Jonetta Rose Barras confesses that she once subscribed to Wright-wing ideology. She opens her piece in the WaPo today:
I’ve known preachers like the Rev. Jeremiah A. Wright Jr., former pastor to Sen. Barack Obama. Like many of them, he no doubt sees his congregation as full of victims, and thinks that his words will inspire them to rise out of their victimhood. I understand that.
Once upon a time, I saw myself as a victim, too, destined to march in place. In the 1970s and ’80s, as a clenched-fist-pumping black nationalist with my head wrapped in an elaborate gele, I reflected that self-concept in my speech. My words were as fiery as the Rev. Wright’s. And more than a few times, I, too, damned America, loudly, for its treatment of blacks.
But I turned away from such rhetoric. Is it time that Wright and other ministers do, too?
Barras says yes:
In my years as a black nationalist, I often spelled America in my poems with a “k” — sometimes three. I believed that organizations such as the Ku Klux Klan couldn’t possibly have operated and prospered without permission, tacit or otherwise, and support from the U.S. government. It seemed logical to conclude that racism and injustice were fundamental, inherent elements of the United States — of its government, its policies and its institutions.
In those days, I believed that I was in a serious battle for my future. My fiery words were part of an effort to persuade myself that I had the power to break out of the narrow confines created by segregation. And I sought to seduce others to join in the fight. We could not permit the discrimination we faced daily to beat us down.
I never met the Rev. Wright during this explosive period of my life. But I met and listened to others whose speeches were equally blistering and damning of the United States, its government and its economic system. I even flirted with the ideology of a black separatist group.
…That other African Americans and I were able to overcome seemingly insurmountable hurdles is undeniably due, in part, to Wright-like prophetic speech. Like Negro spirituals, it helped us organize, motivate and empower ourselves.
But just as spirituals eventually lost their relevance and potency as an organizing tool against discrimination — even as they retained their historical importance in the African American cultural narrative — so, I believe, has Wright-speak lost its place. It’s harmful and ultimately can’t provide healing. And it’s outdated in the 21st century.
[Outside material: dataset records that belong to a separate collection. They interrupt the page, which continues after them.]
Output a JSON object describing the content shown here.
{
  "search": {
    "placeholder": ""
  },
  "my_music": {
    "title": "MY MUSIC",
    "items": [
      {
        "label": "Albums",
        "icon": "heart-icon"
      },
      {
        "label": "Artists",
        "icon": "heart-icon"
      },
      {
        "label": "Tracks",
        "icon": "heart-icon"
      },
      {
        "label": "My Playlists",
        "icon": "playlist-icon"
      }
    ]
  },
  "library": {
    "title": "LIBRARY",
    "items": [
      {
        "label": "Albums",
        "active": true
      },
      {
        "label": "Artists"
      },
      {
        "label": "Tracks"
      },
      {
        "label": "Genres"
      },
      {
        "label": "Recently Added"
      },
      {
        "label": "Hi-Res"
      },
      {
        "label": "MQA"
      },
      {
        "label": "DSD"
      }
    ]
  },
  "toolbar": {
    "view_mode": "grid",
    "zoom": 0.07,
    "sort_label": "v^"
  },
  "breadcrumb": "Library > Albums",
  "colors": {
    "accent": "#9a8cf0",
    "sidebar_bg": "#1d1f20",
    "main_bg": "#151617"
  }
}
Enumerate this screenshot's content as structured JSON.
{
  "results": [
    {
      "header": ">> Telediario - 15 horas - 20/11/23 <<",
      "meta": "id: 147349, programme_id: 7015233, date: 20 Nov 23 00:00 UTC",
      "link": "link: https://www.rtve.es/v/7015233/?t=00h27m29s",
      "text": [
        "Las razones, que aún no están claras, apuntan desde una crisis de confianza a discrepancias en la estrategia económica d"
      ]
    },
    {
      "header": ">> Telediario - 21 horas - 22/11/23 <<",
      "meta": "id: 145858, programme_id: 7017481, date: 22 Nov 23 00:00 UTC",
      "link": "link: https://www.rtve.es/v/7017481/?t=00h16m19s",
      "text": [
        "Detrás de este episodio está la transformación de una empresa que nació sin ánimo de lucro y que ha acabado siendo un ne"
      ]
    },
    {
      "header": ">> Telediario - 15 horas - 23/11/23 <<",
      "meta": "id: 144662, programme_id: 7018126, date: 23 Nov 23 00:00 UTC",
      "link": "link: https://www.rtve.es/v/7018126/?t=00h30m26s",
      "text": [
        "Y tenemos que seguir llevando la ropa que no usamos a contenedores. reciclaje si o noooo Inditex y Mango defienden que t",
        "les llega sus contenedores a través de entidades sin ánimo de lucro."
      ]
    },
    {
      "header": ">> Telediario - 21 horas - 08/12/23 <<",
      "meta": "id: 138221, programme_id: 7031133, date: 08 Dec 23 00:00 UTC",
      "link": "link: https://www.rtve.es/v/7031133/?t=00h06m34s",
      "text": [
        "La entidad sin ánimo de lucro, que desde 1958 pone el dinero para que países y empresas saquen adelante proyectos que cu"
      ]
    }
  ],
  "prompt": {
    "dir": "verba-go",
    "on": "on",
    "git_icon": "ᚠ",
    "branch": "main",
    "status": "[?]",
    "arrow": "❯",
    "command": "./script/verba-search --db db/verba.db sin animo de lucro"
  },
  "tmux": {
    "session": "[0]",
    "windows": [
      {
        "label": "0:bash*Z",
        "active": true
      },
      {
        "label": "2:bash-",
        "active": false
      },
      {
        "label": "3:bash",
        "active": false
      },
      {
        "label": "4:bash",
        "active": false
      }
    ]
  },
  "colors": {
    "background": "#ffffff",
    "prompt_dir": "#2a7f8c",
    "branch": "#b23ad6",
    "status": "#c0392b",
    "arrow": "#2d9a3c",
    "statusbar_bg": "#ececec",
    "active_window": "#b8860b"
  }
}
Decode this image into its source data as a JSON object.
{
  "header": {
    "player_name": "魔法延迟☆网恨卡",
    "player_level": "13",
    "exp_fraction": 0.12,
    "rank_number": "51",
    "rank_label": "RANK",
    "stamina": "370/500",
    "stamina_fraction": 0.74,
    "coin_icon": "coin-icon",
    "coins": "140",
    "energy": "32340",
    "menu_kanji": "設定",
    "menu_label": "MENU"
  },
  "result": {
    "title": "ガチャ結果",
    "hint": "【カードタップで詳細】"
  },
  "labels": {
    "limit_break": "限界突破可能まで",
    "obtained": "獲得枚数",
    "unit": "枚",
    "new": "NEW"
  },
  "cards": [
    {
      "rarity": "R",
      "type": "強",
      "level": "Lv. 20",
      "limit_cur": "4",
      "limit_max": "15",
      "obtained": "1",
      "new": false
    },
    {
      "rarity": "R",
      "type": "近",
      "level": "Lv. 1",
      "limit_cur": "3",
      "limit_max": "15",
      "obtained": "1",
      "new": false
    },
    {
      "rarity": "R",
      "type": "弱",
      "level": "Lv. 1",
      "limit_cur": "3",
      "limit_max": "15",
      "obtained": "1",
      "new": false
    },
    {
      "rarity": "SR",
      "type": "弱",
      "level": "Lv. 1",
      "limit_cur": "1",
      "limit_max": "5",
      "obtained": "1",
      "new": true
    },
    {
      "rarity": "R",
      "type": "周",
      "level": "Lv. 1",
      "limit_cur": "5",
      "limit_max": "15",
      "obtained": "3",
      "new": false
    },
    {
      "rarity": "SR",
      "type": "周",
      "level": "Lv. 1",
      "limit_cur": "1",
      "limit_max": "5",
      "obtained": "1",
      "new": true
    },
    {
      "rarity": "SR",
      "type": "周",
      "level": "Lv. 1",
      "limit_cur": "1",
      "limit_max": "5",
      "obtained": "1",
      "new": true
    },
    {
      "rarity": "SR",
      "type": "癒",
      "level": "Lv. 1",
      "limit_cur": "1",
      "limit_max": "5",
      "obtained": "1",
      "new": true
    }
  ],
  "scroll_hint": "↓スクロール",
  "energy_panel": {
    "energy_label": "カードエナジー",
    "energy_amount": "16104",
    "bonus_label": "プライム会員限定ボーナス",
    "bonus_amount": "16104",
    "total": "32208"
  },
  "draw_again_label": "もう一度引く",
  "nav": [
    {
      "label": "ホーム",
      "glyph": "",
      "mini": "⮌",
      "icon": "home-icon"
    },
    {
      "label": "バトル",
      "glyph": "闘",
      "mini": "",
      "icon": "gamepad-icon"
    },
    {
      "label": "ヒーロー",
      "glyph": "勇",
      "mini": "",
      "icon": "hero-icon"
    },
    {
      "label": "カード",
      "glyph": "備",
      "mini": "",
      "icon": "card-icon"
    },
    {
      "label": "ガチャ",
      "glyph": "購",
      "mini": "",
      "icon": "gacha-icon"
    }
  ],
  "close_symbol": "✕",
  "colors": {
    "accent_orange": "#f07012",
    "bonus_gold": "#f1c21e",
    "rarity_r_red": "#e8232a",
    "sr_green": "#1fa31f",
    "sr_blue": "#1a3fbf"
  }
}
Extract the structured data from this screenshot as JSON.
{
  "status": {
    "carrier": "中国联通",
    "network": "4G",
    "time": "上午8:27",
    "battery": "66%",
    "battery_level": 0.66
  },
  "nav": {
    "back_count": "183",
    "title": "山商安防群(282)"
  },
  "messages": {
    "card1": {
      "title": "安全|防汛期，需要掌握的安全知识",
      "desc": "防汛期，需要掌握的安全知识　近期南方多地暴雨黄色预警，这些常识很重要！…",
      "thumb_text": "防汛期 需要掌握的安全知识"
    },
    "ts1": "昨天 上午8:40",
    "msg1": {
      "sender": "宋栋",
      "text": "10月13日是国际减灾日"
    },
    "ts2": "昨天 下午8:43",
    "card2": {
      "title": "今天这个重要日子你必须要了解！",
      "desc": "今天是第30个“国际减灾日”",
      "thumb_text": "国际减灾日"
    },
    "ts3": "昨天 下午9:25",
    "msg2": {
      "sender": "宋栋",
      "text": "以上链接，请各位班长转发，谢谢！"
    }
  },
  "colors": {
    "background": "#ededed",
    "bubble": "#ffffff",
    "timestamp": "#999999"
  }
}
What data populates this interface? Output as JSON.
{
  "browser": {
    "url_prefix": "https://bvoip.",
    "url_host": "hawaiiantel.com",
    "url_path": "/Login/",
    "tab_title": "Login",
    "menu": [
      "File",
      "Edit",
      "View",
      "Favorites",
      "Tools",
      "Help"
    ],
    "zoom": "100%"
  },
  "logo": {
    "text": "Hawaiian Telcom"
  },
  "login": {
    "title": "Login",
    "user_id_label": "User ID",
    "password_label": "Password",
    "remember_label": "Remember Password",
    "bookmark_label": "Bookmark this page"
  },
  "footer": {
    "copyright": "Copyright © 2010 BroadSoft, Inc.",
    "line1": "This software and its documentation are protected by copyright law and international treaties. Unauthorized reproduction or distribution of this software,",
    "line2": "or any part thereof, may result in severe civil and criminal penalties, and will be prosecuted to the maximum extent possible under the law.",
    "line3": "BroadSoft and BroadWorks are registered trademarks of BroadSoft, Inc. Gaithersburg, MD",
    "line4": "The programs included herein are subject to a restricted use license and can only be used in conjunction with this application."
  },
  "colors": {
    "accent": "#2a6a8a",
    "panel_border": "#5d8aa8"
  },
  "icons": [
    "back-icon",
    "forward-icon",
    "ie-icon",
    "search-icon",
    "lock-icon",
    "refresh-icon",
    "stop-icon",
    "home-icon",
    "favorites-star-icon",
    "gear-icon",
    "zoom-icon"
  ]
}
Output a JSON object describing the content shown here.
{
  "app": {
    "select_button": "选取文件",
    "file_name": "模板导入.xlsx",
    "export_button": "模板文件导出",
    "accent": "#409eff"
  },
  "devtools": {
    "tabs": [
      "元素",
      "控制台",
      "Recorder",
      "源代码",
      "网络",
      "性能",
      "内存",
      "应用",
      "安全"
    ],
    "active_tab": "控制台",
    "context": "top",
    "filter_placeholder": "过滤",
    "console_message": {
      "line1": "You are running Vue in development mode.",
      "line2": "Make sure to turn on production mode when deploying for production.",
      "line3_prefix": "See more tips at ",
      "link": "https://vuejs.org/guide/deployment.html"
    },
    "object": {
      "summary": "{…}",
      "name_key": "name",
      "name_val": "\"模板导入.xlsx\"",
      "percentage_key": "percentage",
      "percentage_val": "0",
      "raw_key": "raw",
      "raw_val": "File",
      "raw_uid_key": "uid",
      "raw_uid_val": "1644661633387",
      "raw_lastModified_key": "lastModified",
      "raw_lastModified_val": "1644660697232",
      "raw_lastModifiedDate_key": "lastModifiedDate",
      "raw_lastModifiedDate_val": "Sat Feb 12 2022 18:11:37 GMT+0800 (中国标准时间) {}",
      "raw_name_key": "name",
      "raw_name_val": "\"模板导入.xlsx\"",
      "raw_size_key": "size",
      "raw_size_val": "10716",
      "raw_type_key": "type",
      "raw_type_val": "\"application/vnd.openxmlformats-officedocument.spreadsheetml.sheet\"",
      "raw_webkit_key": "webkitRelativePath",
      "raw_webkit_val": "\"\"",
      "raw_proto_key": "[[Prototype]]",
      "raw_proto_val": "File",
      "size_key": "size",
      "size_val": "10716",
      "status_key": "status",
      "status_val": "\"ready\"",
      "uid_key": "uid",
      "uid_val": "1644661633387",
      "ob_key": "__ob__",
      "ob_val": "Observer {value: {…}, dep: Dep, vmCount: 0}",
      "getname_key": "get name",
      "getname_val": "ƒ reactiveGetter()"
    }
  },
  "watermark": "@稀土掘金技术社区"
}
Tell it to San Francisco.
Culture quiz question (no peeking at the links before you’ve taken a guess):